DB: When is the next edition out? What can readers expect?
JS: January 23, which for Australians falls just before our national holiday. The aim is to catch people while they’re lying in hammocks. This issue features some shipwrecks, a tale about skateboarding in Bahrain, a memoir about sausages, sea floor sonar images, a photo essay on wipeouts, coastal foraging for restaurants, Italian seafood, and the second part of Gregory Day’s brilliant tale, The Sea Guinanes. We’re also featuring images from Mambo artist Jeff Raglus. The issue’s a little longer, at 128 pages, and even then we were cramming it all in.
DB: Anything else you would like to add?
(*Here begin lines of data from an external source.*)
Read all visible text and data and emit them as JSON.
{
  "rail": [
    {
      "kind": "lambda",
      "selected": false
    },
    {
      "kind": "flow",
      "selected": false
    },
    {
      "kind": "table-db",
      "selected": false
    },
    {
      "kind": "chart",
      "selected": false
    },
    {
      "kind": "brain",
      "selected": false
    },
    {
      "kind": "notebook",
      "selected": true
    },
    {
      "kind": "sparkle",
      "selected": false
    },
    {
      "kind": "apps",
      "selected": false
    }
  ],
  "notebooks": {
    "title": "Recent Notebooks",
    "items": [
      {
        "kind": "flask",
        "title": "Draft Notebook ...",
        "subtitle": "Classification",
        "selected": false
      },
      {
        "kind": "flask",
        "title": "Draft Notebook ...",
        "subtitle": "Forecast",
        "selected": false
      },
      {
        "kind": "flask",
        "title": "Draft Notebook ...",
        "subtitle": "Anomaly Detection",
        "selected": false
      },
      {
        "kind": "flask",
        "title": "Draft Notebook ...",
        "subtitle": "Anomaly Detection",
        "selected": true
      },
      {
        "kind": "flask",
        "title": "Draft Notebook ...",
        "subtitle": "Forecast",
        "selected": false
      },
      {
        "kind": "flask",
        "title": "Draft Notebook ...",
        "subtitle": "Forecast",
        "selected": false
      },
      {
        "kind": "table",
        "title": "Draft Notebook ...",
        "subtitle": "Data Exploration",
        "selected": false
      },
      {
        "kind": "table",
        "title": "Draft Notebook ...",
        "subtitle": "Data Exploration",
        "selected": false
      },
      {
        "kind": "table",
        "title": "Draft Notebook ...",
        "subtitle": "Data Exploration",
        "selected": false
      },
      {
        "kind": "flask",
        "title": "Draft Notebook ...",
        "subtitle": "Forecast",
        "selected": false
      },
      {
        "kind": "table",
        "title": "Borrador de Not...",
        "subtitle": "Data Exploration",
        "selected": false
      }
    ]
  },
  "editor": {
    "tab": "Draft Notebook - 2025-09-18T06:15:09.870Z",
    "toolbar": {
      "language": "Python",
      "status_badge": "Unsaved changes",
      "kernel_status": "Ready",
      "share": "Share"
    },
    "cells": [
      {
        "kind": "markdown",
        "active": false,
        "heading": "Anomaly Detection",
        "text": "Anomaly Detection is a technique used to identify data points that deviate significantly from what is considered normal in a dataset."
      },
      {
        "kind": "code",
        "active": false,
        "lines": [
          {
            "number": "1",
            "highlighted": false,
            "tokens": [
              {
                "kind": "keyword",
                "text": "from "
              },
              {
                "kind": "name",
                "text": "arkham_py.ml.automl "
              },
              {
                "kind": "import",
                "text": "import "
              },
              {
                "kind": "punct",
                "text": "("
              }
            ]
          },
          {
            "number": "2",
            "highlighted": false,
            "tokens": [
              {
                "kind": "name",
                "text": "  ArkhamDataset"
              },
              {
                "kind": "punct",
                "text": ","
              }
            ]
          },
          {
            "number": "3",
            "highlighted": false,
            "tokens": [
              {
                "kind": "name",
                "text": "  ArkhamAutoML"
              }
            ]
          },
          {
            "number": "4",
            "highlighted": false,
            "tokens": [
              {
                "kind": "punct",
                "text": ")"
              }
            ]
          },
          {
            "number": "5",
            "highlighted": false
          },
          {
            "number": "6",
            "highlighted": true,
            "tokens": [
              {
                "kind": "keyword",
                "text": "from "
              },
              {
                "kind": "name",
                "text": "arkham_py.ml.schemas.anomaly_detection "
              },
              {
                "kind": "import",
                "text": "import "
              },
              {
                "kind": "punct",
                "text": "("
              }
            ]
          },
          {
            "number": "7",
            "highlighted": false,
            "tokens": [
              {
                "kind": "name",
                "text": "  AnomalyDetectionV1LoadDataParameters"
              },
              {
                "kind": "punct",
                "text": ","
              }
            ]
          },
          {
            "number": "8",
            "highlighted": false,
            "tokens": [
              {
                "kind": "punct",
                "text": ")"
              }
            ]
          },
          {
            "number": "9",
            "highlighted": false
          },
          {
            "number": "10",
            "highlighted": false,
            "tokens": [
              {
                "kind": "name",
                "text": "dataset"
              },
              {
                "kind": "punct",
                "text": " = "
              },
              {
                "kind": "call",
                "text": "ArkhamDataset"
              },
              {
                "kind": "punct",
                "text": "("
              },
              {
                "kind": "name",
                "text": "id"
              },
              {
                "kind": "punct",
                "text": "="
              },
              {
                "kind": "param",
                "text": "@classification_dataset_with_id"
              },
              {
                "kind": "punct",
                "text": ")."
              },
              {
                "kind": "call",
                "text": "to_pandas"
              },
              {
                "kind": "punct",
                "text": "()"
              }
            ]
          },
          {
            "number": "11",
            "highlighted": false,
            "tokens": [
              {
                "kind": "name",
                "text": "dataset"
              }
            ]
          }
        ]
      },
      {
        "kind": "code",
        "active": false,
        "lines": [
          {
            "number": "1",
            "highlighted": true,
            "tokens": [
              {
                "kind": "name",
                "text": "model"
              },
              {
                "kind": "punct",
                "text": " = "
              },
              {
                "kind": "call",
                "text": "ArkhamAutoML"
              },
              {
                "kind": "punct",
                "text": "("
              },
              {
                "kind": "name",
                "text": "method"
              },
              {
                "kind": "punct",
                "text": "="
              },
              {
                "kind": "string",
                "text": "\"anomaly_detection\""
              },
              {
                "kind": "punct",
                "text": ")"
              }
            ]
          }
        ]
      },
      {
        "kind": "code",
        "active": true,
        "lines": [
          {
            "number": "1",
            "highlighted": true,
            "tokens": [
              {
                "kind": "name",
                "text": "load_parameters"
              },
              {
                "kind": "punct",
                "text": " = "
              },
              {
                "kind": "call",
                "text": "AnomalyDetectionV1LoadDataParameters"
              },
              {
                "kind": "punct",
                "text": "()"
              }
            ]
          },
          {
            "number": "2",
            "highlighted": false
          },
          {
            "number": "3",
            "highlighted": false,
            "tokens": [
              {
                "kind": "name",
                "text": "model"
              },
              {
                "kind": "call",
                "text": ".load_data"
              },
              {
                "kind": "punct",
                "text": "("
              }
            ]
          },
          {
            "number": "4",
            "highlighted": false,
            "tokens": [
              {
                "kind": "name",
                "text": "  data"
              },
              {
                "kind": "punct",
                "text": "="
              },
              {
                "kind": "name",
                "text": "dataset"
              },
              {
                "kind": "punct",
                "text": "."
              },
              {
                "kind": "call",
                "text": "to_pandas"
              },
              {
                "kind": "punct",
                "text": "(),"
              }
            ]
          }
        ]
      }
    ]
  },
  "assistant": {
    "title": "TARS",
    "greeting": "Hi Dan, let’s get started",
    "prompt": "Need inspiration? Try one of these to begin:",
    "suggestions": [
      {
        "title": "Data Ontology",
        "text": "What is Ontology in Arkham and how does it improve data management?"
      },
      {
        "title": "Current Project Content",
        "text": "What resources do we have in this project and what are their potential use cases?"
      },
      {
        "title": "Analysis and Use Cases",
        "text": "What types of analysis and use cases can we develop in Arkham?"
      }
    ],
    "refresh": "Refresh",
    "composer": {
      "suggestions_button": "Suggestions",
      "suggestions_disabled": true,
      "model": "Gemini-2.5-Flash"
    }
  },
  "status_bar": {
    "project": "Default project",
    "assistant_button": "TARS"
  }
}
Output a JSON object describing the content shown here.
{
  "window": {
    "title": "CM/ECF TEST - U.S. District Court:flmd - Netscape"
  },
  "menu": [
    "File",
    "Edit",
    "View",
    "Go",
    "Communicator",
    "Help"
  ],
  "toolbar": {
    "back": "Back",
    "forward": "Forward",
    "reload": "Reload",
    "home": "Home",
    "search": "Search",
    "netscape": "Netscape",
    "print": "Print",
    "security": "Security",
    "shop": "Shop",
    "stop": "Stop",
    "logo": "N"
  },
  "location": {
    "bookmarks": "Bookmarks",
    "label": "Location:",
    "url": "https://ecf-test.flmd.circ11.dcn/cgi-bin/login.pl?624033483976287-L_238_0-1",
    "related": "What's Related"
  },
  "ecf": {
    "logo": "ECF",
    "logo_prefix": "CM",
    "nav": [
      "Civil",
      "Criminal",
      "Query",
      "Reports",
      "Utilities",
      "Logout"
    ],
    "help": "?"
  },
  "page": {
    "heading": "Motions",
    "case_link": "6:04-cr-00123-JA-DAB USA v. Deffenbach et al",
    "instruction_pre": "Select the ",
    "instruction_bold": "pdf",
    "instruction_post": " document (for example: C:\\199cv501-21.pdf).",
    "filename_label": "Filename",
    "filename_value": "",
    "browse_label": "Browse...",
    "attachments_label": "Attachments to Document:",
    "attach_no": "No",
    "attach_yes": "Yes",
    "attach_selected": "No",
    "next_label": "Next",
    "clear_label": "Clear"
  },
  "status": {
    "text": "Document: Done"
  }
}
JS: We’re really keen to listen as well as talk – some of the best material we’ve had so far has come from people who’ve got in touch and suggested topics or shown us their work. Just a little while ago, a guy sent us an email with negatives he’d found whilst gathering his deceased father’s belongings. It turns out his father was a plumber on an Antarctic base and the shots he took, merely to entertain himself through the dark cold months, are a timeless archive of life and nature in Antarctica in the 60’s. It’s priceless, beautiful material: we’ll run it in our autumn issue in April. That’s why we love to hear from anyone who has a tale to share: there are more wonderful stories out there than we could ever commission ourselves.